115 Years, 115 Impactful Moments
In 1905, USC offered its very first engineering courses out of the physics and mathematics departments.
One hundred and fifteen years later, the USC Viterbi School of Engineering has a name and a host of accomplishments over the ensuing 11.5 decades.
This past May, Dean Yannis Yortsos, working with USC Viterbi vice deans, chairs, and select senior faculty, sought to identify 115 amazing USC Viterbi accomplishments by faculty, students and alumni over that span of time. This list would span all eight departments, the famed USC Information Sciences Institute and various programs of the school.
This list, like many of its kind, suffers from a clear recency bias. It is by no means the definitive list of all the USC Viterbi School’s noteworthy accomplishments!

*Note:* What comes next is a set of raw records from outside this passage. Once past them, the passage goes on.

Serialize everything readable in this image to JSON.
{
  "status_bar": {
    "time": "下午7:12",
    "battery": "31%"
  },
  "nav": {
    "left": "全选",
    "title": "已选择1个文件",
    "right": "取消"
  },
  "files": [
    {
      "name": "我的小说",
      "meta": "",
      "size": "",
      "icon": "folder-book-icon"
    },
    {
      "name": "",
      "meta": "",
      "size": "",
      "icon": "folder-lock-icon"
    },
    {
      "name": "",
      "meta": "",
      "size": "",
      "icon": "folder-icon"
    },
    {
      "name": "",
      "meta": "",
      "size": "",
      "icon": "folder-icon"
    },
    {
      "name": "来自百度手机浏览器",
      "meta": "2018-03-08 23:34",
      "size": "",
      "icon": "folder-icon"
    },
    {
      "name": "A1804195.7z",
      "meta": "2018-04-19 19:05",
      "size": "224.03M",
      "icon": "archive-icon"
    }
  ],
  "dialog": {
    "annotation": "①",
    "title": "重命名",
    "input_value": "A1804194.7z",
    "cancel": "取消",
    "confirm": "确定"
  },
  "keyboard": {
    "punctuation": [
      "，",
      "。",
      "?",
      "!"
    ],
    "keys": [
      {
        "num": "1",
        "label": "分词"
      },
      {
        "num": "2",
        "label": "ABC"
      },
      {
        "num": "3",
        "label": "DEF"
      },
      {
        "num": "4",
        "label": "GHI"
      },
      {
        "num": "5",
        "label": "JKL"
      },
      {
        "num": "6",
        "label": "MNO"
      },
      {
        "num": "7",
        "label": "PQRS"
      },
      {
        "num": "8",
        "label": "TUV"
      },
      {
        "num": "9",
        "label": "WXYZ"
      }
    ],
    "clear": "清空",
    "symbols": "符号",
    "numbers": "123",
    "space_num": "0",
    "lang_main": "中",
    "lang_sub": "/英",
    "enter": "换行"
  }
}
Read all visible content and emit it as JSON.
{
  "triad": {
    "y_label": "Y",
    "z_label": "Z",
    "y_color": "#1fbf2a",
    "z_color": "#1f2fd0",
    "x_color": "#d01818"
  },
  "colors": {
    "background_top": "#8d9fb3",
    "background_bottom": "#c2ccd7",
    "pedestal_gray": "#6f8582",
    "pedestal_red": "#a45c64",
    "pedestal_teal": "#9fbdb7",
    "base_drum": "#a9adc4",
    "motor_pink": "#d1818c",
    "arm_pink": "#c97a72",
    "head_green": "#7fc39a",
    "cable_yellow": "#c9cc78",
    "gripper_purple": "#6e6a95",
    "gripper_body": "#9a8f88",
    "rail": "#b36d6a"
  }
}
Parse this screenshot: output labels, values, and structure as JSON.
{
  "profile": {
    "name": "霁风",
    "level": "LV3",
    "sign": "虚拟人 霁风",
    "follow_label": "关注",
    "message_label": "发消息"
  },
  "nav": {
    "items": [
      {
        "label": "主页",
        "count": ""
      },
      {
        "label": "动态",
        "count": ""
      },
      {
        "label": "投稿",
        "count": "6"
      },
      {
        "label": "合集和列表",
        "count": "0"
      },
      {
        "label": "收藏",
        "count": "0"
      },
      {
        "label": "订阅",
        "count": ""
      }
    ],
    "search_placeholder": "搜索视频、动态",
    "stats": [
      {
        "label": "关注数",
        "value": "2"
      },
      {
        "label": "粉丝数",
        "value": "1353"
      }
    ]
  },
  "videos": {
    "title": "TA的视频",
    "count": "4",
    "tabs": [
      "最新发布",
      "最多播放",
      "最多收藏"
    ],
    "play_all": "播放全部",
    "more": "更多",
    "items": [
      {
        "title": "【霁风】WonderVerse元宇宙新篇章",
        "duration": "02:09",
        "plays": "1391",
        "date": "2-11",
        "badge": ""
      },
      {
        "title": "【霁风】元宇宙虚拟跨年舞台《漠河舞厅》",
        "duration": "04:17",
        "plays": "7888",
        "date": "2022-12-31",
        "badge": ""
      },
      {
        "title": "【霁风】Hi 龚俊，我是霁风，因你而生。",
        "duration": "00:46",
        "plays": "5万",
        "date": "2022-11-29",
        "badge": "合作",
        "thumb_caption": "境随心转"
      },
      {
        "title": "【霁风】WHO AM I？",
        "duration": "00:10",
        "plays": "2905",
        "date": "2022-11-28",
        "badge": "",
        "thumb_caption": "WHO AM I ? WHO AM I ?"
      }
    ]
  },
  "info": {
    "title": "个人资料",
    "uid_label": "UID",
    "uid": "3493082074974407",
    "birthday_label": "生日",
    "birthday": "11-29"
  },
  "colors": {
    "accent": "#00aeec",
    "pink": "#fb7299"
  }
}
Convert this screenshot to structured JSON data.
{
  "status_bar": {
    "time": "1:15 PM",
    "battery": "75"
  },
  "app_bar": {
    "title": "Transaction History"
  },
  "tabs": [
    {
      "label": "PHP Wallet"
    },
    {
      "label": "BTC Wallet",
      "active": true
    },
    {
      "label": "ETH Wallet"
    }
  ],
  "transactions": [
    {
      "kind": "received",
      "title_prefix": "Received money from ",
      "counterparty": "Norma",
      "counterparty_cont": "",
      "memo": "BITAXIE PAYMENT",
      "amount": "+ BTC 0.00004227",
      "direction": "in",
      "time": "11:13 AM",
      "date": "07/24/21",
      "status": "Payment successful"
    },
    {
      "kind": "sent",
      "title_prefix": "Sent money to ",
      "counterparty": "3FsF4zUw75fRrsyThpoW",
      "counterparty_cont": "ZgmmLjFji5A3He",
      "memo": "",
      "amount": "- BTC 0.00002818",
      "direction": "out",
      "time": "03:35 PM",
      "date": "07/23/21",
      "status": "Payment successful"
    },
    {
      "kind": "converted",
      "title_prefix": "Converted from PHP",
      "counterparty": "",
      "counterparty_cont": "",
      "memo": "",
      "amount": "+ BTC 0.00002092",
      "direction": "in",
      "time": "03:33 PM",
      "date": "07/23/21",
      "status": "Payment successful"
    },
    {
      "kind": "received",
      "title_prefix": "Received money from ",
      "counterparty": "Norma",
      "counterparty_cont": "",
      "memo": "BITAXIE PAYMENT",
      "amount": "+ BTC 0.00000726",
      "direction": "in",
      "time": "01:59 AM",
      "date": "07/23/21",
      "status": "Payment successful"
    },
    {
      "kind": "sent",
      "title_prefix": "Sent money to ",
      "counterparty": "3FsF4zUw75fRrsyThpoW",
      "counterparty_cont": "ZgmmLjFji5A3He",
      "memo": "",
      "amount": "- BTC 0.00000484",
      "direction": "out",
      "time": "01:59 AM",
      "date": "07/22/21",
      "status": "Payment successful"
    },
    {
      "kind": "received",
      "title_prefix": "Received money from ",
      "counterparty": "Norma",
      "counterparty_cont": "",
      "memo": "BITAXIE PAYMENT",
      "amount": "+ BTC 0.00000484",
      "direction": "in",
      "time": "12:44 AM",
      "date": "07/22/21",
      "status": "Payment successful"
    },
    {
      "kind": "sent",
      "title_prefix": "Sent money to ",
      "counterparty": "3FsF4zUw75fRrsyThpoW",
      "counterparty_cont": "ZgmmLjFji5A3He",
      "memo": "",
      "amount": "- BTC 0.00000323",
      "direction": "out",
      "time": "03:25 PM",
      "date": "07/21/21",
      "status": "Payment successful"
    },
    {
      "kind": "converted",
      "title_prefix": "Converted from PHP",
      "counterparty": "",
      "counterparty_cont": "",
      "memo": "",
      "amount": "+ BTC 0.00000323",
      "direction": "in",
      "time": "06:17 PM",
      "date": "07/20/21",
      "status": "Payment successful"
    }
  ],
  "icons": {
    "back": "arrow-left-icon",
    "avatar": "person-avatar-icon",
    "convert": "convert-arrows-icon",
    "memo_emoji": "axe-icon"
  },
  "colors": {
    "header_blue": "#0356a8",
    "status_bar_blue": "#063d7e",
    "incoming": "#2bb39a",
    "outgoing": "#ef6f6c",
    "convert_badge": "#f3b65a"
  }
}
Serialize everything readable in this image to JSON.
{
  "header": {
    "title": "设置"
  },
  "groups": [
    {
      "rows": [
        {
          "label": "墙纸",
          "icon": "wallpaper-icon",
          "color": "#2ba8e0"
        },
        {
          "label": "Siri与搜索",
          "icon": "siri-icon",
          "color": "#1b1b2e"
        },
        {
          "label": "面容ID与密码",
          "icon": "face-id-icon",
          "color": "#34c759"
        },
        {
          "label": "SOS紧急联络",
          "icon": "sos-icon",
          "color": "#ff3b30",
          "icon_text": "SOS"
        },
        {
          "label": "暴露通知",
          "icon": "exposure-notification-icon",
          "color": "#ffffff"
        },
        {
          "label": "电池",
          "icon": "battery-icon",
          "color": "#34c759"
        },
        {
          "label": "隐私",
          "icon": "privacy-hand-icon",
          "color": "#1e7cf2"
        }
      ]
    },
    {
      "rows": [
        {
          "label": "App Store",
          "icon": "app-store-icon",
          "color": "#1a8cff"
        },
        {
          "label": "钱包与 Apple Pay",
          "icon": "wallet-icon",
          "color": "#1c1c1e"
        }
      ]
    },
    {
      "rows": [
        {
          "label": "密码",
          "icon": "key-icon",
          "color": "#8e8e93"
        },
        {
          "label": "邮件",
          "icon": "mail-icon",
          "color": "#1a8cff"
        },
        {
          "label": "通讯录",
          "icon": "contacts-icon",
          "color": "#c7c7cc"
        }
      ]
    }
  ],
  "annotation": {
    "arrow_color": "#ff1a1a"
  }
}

However, despite these limitations, perhaps it will serve as a helpful primer on what George Bekey, USC Viterbi professor emeritus, once called the school’s “remarkable trajectory.”
Test your knowledge of these USC Viterbi “wins” in a “Who Wants To be A Millionaire”-style interactive game above.
Or, for those who prefer to dive right in…the full list of 115 accomplishments for 115 years awaits.
The first commercial space vehicle is launched by Space Exploration Technologies (SpaceX) in 2010, carrying a communications nano-satellite developed in part by ISI and its Space Engineering Research Center (SERC).
Similarly, in 2012, a nano-satellite designed and built at ISI and USC is launched successfully.
In 2009, USC became the first and only university to offer bachelor, master and doctorate degrees in astronautical engineering.
In April 2019, the USC Rocket Propulsion Laboratory, became the first student group to launch and recover the world’s first entirely student-designed and fabricated rocket into outer space.
Traveler IV reached 340,000 feet and set the student world altitude record.
Professor Mike Gruntman was a member of the IBEX spacecraft team that in 2008, for the very first time, mapped the interstellar frontier of the solar system.
Twelve USC Viterbi alumni have journeyed beyond Earth’s atmosphere as NASA astronauts.
These include: Charlie Bolden, former NASA administrator, who flew on four space shuttle missions; and Nancy Currie-Gregg, who flew in four space shuttle missions, accruing 1,000 hours in space. In addition, Professor Garett Reisman spent 95 days aboard the International Space Station after which he returned to Earth aboard the Space Shuttle Discovery in 2008. Professor Paul Ronney, now AME department chair, was selected as an alternate payload specialist astronaut. His experiments flew on two Columbia Space Shuttle missions in 1997 (the mission he was backup for) and one in 2003.